What Reinhart-Rogoff Says About The Mysteries of Macroeconomics

Washington — Every time I get on an airplane, I find myself a little amazed that it can fly. This big metal thing with a couple of hundred people inside is going to propel itself forward and, thanks to the shape of the wings, lift itself up to 30,000 feet in the air, delivering us safely and comfortably to a distant city in a surprisingly short time? And there may be snacks along the way?

None of it would seem remotely plausible if explained to my great-great-grandfather. And yet, we know and accept that it works, and works so well that air travel is extraordinarily safe and vital to modern commerce.

Macroeconomics is surprisingly similar to jet air travel in that regard. There are a lot of things that happen in the real world that seem to defy common sense. You wouldn’t think that a central bank adjusting the supply of money, say cutting interest rates by a percent, would mean millions more people could find jobs.

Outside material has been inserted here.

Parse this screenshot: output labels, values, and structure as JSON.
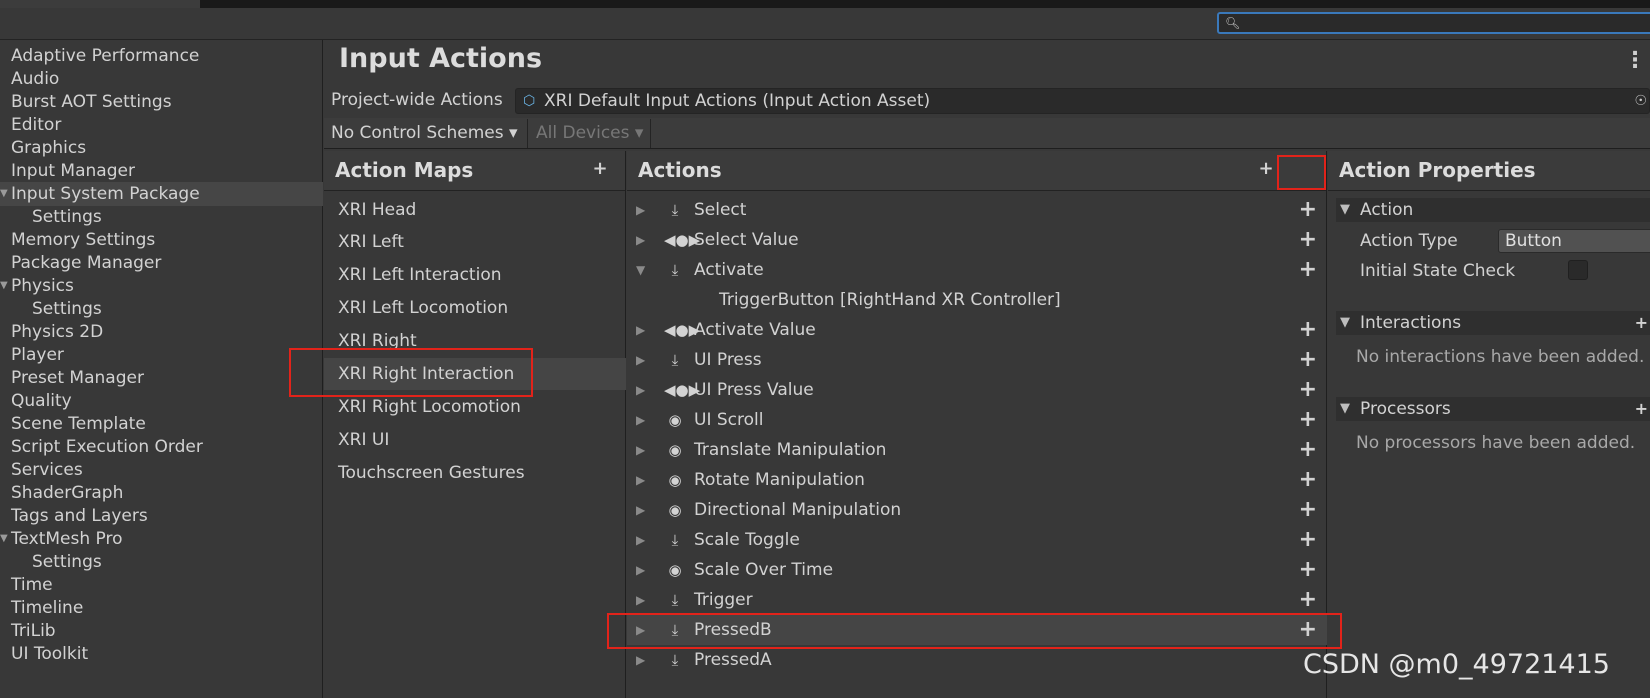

But so it is.

Depressions shouldn’t happen; after all, the United States was just as well-endowed with fertile land, productive factories and hard-working laborers in 1932 as it was in 1929, so there is no inherent reason the nation should have been producing far less stuff. But that was the case.

In other words, with both modern jet travel and modern macroeconomics, it wouldn’t have done much good to ask someone living a century ago to sit down and sketch out, using theory and mathematics, how the world would end up looking. Mankind learns how these immensely complicated things work by trial and error, in fits and starts. You might start with theory, but you have to constantly test that theory against reality.

Which brings us to Carmen Reinhart and Kenneth Rogoff, the economists whose work on the relationship between high public debt levels and economic growth came under question this week. The most significant critique of the Reinhart-Rogoff paper, which found that countries with debt levels above 90 percent of GDP experience significantly lower growth than those below that threshold, is that they used a seemingly arbitrary system of weighting different countries and years to arrive at that result — and that other methods that seem equally valid do not produce the same result.

The methodological questions only strengthen earlier critiques of the Reinhart-Rogoff work, which is that their 90 percent threshold was fairly arbitrary and that the work was frequently interpreted by pundits and politicians to say more than it did. (Does high debt cause slow growth, or does slow growth cause high debt? The original paper didn’t argue one or the other, though deficit hawks seized on the first explanation.)

Still, I have found the evident glee with which economics commentators have pounced on Reinhart-Rogoff to be a little discomfiting. Maybe that’s because the wider scope of their work is so important for helping us understand the black box that is macroeconomics. They sifted through centuries worth of historical materials to create a rich database of what sort of crises different countries experienced and when.

Did you know that Belgium experienced an inflation crisis in 1833, a banking crisis in 1838, a stock market crash in 1900, a currency crisis in 1914, and all four in 1926? I do because I just conveniently pulled that information from their website.

Macroeconomists have become ever more sophisticated at using math to develop models of how economies, could, should, or might work. It is only by reality-checking those models against the kind of information that Reinhart-Rogoff produce that we can find out whether they are any use or not.

The great challenge of macroeconomics is that it does not lend itself to experiments. The builders of early jet aircraft could develop prototypes and send test pilots up to try to figure out whether their new approaches worked or not. But policymakers can’t very well take the same chances with their nations’ economies, simply because the consequences are a lot greater if you get it wrong.

As such, macroeconomists have to rely on natural experiments to understand how the economy really works, examining how different countries pursuing different policies at different times and in different circumstances get different results.

The problem, of course, is that there are only so many countries, and so many years to study (particularly if you’re limited to times of crisis). If you are making policy for the United States in 2013, it isn’t terribly comforting to base decisions on what happened in Belgium in 1926. The sample size is small to begin with and it becomes minuscule to non-existent when you adjust for the fact that the financial system has evolved and that large economies with their own currency face different circumstances from small economies more easily whipsawed by external fluctuations. (That’s one reason Japan is such an interesting and important country to study in understanding the current U.S. economic weakness — it is really the closest country out there to a comparable situation.)

And that’s the original problem with the Reinhart-Rogoff piece that everyone is now piling on. It was widely used to draw big conclusions about how whether or when countries should pivot to austerity, even though it was a relatively thin data set from which it was unwise to draw sweeping conclusion.

But in the world of macro, sometimes that is the best we have. And the fact that this study was flawed shouldn’t dissuade academics from doing the hard, messy work of trying to parse the past to figure out how to create a world in which economies crash as rarely as jumbo jets do.